> **Web page and app entries**
=== Section Start ===

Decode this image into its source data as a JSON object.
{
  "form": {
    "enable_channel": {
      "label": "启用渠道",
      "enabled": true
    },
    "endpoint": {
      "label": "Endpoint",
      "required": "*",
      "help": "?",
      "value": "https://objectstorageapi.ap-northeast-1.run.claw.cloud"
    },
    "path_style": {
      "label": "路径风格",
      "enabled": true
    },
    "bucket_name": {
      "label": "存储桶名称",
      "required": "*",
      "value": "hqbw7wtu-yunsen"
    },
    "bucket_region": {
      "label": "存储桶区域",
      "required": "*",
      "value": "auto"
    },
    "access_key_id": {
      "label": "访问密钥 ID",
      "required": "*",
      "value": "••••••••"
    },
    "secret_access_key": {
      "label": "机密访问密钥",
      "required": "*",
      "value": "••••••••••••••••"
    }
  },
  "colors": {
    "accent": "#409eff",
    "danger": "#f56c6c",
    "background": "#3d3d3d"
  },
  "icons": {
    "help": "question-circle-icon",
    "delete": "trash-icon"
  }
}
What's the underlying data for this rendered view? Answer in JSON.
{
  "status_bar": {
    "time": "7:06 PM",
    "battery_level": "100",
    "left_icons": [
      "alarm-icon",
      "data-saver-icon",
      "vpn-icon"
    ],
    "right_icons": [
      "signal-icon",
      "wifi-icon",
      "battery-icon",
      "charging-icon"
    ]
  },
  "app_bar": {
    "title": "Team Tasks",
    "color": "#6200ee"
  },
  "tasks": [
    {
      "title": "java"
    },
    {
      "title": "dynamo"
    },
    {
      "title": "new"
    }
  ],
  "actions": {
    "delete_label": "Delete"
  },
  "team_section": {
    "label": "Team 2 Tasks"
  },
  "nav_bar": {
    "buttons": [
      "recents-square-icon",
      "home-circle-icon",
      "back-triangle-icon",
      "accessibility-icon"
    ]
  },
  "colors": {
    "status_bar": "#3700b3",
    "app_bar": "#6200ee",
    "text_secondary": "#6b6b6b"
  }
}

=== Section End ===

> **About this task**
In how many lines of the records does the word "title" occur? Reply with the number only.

> **Expected output**
4